Syed Hussain Ather - Indiana University-Bloomington
Co-Author(s): Chunyu Liu, University of Illinois at Chicago, IL Miguel Brown, University of Chicago, IL
In order to study gene expression profiles, sequences must be compared to reference transcriptomes, the set of the transcript collection of an organism. As a result, the amount of transcript information that can be extracted from RNA-Seq is limited by the so-called reference transcriptome. For this reason, it is necessary to have the most up-to-date reference transcriptomes in order to annotate extracted RNA sequences with the most available information. The purpose of this study is to identify novel genomic information of the human brain obtained from newly released ISO-Seq data. ISO-Seq data consists of full-length transcripts of various alternative splicing combinations. ISO-Seq data provides us the unique opportunity to observe full-length transcripts in specific tissue. Therefore, we intend to use such novel information to evaluate the completeness of the current reference transcriptome, specifically for our study of human brain gene expression.

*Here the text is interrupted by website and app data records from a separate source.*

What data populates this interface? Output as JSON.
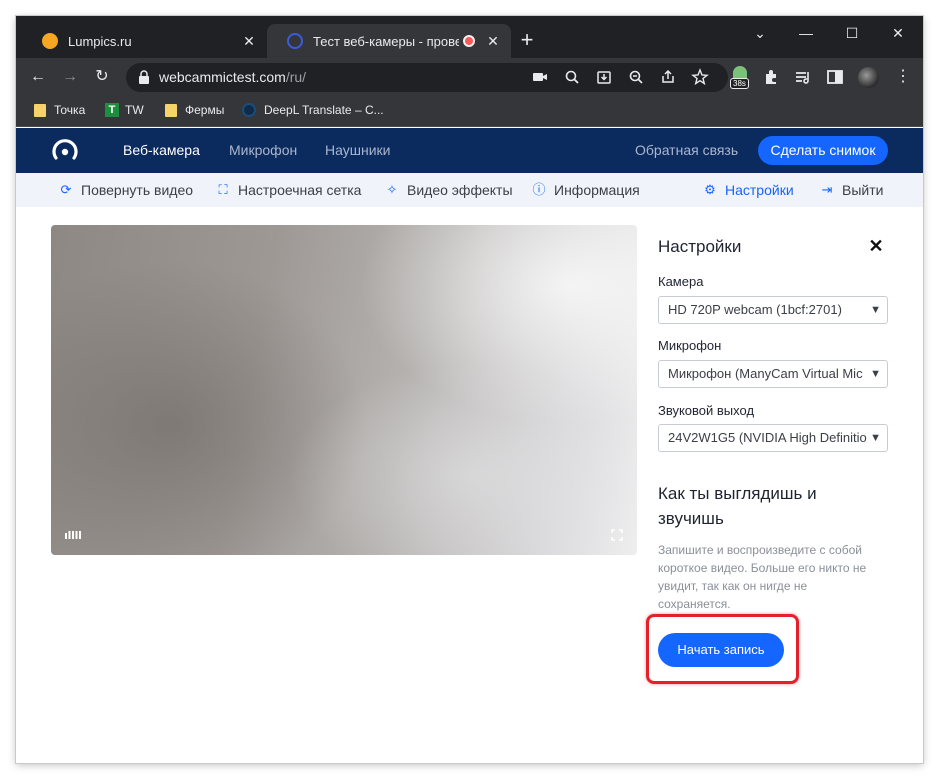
{
  "browser": {
    "tabs": [
      {
        "title": "Lumpics.ru",
        "favicon_color": "#f5a623"
      },
      {
        "title": "Тест веб-камеры - проверка",
        "favicon_color": "#3b5bdb"
      }
    ],
    "new_tab": "+",
    "window_controls": {
      "dropdown": "⌄",
      "minimize": "—",
      "maximize": "☐",
      "close": "✕"
    },
    "toolbar": {
      "back": "←",
      "forward": "→",
      "reload": "↻",
      "menu": "⋮"
    },
    "url_host": "webcammictest.com",
    "url_path": "/ru/",
    "extension_badge": "38s"
  },
  "bookmarks": [
    {
      "label": "Точка",
      "icon": "folder-icon"
    },
    {
      "label": "TW",
      "icon": "tw-icon",
      "glyph": "T"
    },
    {
      "label": "Фермы",
      "icon": "folder-icon"
    },
    {
      "label": "DeepL Translate – C...",
      "icon": "deepl-icon"
    }
  ],
  "site_nav": {
    "links": [
      "Веб-камера",
      "Микрофон",
      "Наушники"
    ],
    "feedback": "Обратная связь",
    "snapshot_button": "Сделать снимок"
  },
  "sub_nav": {
    "rotate": "Повернуть видео",
    "grid": "Настроечная сетка",
    "effects": "Видео эффекты",
    "info": "Информация",
    "settings": "Настройки",
    "exit": "Выйти"
  },
  "settings": {
    "title": "Настройки",
    "close": "✕",
    "camera_label": "Камера",
    "camera_value": "HD 720P webcam (1bcf:2701)",
    "mic_label": "Микрофон",
    "mic_value": "Микрофон (ManyCam Virtual Mic",
    "output_label": "Звуковой выход",
    "output_value": "24V2W1G5 (NVIDIA High Definitio",
    "how_title": "Как ты выглядишь и звучишь",
    "how_desc": "Запишите и воспроизведите с собой короткое видео. Больше его никто не увидит, так как он нигде не сохраняется.",
    "record_button": "Начать запись"
  },
  "colors": {
    "site_nav_bg": "#0b2a5e",
    "accent": "#1565ff",
    "highlight": "#e4202a"
  }
}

We first compared ISO-seq data with the current reference transcriptome, Gencode V19, which we used for RNA-Seq analysis and identified 166 genes that detected by ISO-Seq, but not part of Gencode reference. Then, we added these “novel” genes into a customized reference to re-analyze our RNA-Seq data. We found that out of the 166 novel transcripts identified, 96 had mapped reads from our brain RNA-seq data and 73 were significantly expressed.
This research sheds light on potential novel genes and pathways expressed in human brain. The next step for this project would be to further examine those overlapping transcripts in addition to non-overlapping transcripts to get a more thorough picture of the novel genomic data. Further investigation will be necessary to thoroughly elucidate these findings to determine whether or not the newly added information is truly novel or, for instance, only an expressed sequence tag.
Funder Acknowledgement(s): This study was supported, in part, by a grant from NIH Conte Center awarded to Barry Aprison PhD, Director of Education & Outreach, University of Chicago, Chicago, DC.
Faculty Advisor: Chunyu Liu,